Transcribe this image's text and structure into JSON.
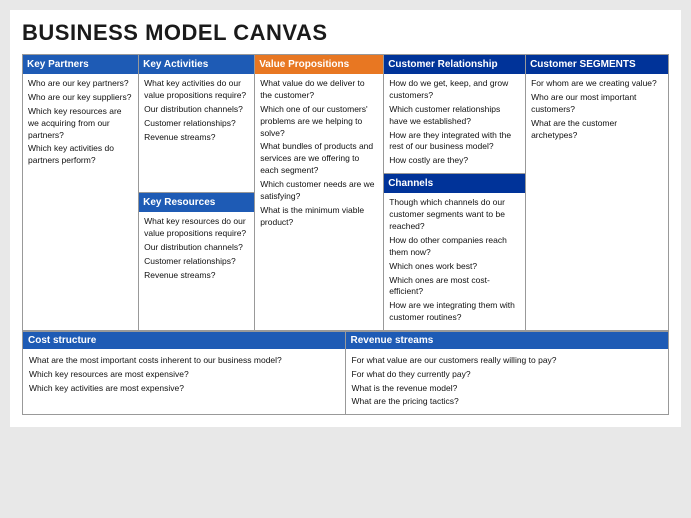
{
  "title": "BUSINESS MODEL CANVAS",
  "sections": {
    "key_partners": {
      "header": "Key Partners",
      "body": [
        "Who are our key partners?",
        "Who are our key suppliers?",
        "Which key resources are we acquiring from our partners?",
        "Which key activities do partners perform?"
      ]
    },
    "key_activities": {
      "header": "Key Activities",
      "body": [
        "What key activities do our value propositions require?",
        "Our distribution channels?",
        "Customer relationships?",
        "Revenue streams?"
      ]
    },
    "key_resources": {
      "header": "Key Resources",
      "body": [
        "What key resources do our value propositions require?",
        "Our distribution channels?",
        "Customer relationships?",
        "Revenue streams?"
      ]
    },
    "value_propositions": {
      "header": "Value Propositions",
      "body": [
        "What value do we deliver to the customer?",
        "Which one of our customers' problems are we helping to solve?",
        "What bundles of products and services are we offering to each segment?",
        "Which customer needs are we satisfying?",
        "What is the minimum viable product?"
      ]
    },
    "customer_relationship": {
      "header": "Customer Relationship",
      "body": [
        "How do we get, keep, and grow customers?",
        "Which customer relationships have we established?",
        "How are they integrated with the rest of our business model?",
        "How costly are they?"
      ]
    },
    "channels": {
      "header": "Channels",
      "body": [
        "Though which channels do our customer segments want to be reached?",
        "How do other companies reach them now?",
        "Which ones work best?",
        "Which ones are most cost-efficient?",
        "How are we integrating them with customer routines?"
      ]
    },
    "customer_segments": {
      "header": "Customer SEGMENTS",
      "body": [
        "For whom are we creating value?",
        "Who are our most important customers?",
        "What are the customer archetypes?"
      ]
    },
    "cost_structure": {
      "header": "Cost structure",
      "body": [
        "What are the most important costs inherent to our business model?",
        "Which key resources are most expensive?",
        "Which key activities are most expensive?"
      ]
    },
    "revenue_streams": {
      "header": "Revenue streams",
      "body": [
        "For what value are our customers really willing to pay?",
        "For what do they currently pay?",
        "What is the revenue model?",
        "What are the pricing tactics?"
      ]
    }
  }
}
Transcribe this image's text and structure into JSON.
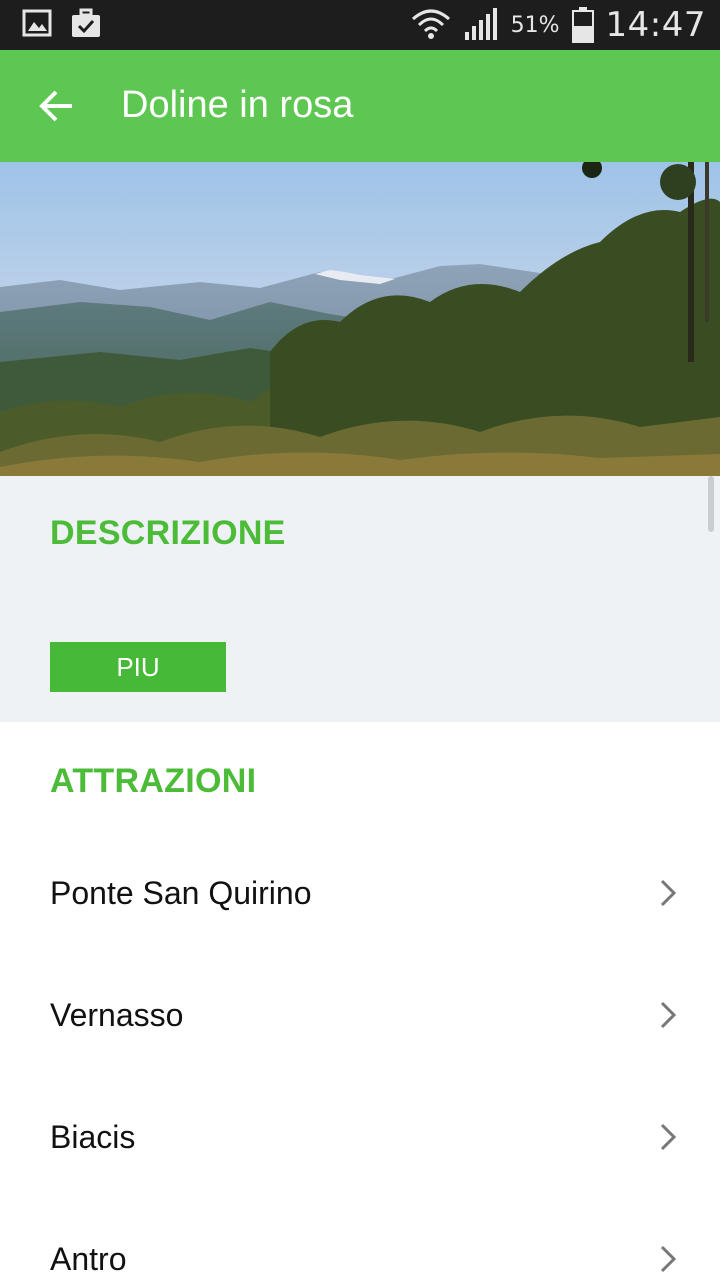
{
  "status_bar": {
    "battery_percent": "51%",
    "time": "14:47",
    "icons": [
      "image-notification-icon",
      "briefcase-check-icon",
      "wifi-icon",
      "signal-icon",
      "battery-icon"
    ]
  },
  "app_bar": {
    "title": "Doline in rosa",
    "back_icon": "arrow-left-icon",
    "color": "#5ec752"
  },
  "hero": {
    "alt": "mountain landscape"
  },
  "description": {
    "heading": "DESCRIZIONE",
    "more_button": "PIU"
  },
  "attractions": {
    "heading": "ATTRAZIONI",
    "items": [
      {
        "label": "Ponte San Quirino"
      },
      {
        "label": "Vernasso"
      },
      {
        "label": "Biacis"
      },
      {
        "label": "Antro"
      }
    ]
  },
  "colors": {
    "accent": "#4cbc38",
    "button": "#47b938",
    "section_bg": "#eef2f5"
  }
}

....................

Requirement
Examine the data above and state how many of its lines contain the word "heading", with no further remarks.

Solution for this problem
2